::: DATA RECORDS
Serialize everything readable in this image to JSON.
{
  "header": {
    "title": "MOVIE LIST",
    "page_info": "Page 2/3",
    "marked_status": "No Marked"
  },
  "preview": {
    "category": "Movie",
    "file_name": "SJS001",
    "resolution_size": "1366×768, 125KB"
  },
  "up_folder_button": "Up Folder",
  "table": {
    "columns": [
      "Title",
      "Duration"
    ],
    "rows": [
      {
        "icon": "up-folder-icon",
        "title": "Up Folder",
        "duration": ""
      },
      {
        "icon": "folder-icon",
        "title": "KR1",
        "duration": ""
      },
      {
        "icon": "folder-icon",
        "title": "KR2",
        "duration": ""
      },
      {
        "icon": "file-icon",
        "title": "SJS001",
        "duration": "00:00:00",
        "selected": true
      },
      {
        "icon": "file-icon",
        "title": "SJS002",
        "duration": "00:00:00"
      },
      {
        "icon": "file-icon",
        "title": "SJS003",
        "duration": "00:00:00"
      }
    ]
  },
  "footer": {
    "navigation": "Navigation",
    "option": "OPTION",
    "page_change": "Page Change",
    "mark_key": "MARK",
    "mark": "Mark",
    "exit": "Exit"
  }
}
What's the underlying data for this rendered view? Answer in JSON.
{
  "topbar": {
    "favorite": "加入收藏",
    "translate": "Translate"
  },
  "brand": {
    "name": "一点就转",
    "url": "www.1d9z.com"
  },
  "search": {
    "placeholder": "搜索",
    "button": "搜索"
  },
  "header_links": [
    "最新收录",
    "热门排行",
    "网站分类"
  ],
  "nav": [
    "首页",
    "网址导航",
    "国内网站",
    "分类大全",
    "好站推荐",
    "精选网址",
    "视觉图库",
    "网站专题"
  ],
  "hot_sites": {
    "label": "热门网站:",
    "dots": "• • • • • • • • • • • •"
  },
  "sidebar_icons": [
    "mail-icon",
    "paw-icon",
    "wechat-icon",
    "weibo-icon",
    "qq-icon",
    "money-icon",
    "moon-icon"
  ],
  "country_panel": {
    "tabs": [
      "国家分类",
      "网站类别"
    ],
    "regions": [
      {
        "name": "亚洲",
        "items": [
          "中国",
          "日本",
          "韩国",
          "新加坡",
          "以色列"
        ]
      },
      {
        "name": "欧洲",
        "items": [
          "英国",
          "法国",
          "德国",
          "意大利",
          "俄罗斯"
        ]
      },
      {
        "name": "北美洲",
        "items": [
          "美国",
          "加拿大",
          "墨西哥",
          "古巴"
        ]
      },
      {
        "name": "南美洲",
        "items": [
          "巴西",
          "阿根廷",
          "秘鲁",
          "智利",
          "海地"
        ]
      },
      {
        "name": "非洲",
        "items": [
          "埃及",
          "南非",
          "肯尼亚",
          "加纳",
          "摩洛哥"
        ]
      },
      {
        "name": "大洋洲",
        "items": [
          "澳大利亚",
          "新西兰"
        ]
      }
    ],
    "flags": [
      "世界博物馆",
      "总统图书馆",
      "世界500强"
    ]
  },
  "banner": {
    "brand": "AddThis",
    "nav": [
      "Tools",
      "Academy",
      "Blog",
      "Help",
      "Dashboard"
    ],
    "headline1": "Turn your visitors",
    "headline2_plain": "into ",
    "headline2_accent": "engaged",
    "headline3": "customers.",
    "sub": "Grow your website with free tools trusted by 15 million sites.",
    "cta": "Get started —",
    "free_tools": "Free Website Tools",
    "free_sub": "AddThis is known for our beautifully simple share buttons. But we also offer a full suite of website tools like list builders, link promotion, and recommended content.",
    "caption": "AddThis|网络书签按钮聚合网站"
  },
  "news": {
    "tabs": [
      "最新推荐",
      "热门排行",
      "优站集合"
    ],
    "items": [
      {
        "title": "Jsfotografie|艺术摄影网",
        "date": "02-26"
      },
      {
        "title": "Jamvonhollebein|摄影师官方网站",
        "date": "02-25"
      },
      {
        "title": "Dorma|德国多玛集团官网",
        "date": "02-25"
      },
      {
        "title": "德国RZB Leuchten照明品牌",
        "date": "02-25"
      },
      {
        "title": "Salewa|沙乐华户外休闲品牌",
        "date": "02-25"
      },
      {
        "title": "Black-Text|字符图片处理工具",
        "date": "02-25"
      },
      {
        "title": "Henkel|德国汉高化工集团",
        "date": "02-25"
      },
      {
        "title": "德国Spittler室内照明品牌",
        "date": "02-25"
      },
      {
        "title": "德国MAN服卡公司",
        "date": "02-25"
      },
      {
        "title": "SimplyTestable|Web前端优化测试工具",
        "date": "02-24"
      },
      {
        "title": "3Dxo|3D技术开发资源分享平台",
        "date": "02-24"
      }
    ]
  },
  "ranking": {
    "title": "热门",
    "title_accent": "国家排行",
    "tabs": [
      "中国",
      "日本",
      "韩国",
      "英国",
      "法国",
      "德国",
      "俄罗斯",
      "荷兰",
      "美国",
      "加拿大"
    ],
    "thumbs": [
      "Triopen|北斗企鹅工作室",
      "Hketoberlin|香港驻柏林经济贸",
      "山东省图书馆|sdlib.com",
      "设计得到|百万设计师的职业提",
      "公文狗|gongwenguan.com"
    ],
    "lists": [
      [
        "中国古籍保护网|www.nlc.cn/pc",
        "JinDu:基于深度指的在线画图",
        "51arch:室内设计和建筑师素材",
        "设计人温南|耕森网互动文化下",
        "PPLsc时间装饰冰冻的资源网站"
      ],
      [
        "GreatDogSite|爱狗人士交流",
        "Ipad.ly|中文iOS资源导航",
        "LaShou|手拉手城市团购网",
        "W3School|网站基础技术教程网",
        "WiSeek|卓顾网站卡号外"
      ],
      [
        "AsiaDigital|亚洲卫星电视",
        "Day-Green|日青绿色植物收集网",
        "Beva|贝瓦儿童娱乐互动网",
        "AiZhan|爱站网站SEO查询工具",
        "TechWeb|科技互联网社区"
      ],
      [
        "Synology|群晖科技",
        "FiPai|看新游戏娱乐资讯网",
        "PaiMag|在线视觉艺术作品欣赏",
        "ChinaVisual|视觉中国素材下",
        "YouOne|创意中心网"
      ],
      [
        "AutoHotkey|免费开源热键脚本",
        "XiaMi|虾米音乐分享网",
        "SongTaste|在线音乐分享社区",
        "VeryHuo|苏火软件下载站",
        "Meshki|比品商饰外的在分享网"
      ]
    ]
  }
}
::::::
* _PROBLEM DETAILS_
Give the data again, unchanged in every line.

* _SOLUTION TO THIS EXERCISE_
Serialize everything readable in this image to JSON.
{
  "header": {
    "title": "MOVIE LIST",
    "page_info": "Page 2/3",
    "marked_status": "No Marked"
  },
  "preview": {
    "category": "Movie",
    "file_name": "SJS001",
    "resolution_size": "1366×768, 125KB"
  },
  "up_folder_button": "Up Folder",
  "table": {
    "columns": [
      "Title",
      "Duration"
    ],
    "rows": [
      {
        "icon": "up-folder-icon",
        "title": "Up Folder",
        "duration": ""
      },
      {
        "icon": "folder-icon",
        "title": "KR1",
        "duration": ""
      },
      {
        "icon": "folder-icon",
        "title": "KR2",
        "duration": ""
      },
      {
        "icon": "file-icon",
        "title": "SJS001",
        "duration": "00:00:00",
        "selected": true
      },
      {
        "icon": "file-icon",
        "title": "SJS002",
        "duration": "00:00:00"
      },
      {
        "icon": "file-icon",
        "title": "SJS003",
        "duration": "00:00:00"
      }
    ]
  },
  "footer": {
    "navigation": "Navigation",
    "option": "OPTION",
    "page_change": "Page Change",
    "mark_key": "MARK",
    "mark": "Mark",
    "exit": "Exit"
  }
}
What's the underlying data for this rendered view? Answer in JSON.
{
  "topbar": {
    "favorite": "加入收藏",
    "translate": "Translate"
  },
  "brand": {
    "name": "一点就转",
    "url": "www.1d9z.com"
  },
  "search": {
    "placeholder": "搜索",
    "button": "搜索"
  },
  "header_links": [
    "最新收录",
    "热门排行",
    "网站分类"
  ],
  "nav": [
    "首页",
    "网址导航",
    "国内网站",
    "分类大全",
    "好站推荐",
    "精选网址",
    "视觉图库",
    "网站专题"
  ],
  "hot_sites": {
    "label": "热门网站:",
    "dots": "• • • • • • • • • • • •"
  },
  "sidebar_icons": [
    "mail-icon",
    "paw-icon",
    "wechat-icon",
    "weibo-icon",
    "qq-icon",
    "money-icon",
    "moon-icon"
  ],
  "country_panel": {
    "tabs": [
      "国家分类",
      "网站类别"
    ],
    "regions": [
      {
        "name": "亚洲",
        "items": [
          "中国",
          "日本",
          "韩国",
          "新加坡",
          "以色列"
        ]
      },
      {
        "name": "欧洲",
        "items": [
          "英国",
          "法国",
          "德国",
          "意大利",
          "俄罗斯"
        ]
      },
      {
        "name": "北美洲",
        "items": [
          "美国",
          "加拿大",
          "墨西哥",
          "古巴"
        ]
      },
      {
        "name": "南美洲",
        "items": [
          "巴西",
          "阿根廷",
          "秘鲁",
          "智利",
          "海地"
        ]
      },
      {
        "name": "非洲",
        "items": [
          "埃及",
          "南非",
          "肯尼亚",
          "加纳",
          "摩洛哥"
        ]
      },
      {
        "name": "大洋洲",
        "items": [
          "澳大利亚",
          "新西兰"
        ]
      }
    ],
    "flags": [
      "世界博物馆",
      "总统图书馆",
      "世界500强"
    ]
  },
  "banner": {
    "brand": "AddThis",
    "nav": [
      "Tools",
      "Academy",
      "Blog",
      "Help",
      "Dashboard"
    ],
    "headline1": "Turn your visitors",
    "headline2_plain": "into ",
    "headline2_accent": "engaged",
    "headline3": "customers.",
    "sub": "Grow your website with free tools trusted by 15 million sites.",
    "cta": "Get started —",
    "free_tools": "Free Website Tools",
    "free_sub": "AddThis is known for our beautifully simple share buttons. But we also offer a full suite of website tools like list builders, link promotion, and recommended content.",
    "caption": "AddThis|网络书签按钮聚合网站"
  },
  "news": {
    "tabs": [
      "最新推荐",
      "热门排行",
      "优站集合"
    ],
    "items": [
      {
        "title": "Jsfotografie|艺术摄影网",
        "date": "02-26"
      },
      {
        "title": "Jamvonhollebein|摄影师官方网站",
        "date": "02-25"
      },
      {
        "title": "Dorma|德国多玛集团官网",
        "date": "02-25"
      },
      {
        "title": "德国RZB Leuchten照明品牌",
        "date": "02-25"
      },
      {
        "title": "Salewa|沙乐华户外休闲品牌",
        "date": "02-25"
      },
      {
        "title": "Black-Text|字符图片处理工具",
        "date": "02-25"
      },
      {
        "title": "Henkel|德国汉高化工集团",
        "date": "02-25"
      },
      {
        "title": "德国Spittler室内照明品牌",
        "date": "02-25"
      },
      {
        "title": "德国MAN服卡公司",
        "date": "02-25"
      },
      {
        "title": "SimplyTestable|Web前端优化测试工具",
        "date": "02-24"
      },
      {
        "title": "3Dxo|3D技术开发资源分享平台",
        "date": "02-24"
      }
    ]
  },
  "ranking": {
    "title": "热门",
    "title_accent": "国家排行",
    "tabs": [
      "中国",
      "日本",
      "韩国",
      "英国",
      "法国",
      "德国",
      "俄罗斯",
      "荷兰",
      "美国",
      "加拿大"
    ],
    "thumbs": [
      "Triopen|北斗企鹅工作室",
      "Hketoberlin|香港驻柏林经济贸",
      "山东省图书馆|sdlib.com",
      "设计得到|百万设计师的职业提",
      "公文狗|gongwenguan.com"
    ],
    "lists": [
      [
        "中国古籍保护网|www.nlc.cn/pc",
        "JinDu:基于深度指的在线画图",
        "51arch:室内设计和建筑师素材",
        "设计人温南|耕森网互动文化下",
        "PPLsc时间装饰冰冻的资源网站"
      ],
      [
        "GreatDogSite|爱狗人士交流",
        "Ipad.ly|中文iOS资源导航",
        "LaShou|手拉手城市团购网",
        "W3School|网站基础技术教程网",
        "WiSeek|卓顾网站卡号外"
      ],
      [
        "AsiaDigital|亚洲卫星电视",
        "Day-Green|日青绿色植物收集网",
        "Beva|贝瓦儿童娱乐互动网",
        "AiZhan|爱站网站SEO查询工具",
        "TechWeb|科技互联网社区"
      ],
      [
        "Synology|群晖科技",
        "FiPai|看新游戏娱乐资讯网",
        "PaiMag|在线视觉艺术作品欣赏",
        "ChinaVisual|视觉中国素材下",
        "YouOne|创意中心网"
      ],
      [
        "AutoHotkey|免费开源热键脚本",
        "XiaMi|虾米音乐分享网",
        "SongTaste|在线音乐分享社区",
        "VeryHuo|苏火软件下载站",
        "Meshki|比品商饰外的在分享网"
      ]
    ]
  }
}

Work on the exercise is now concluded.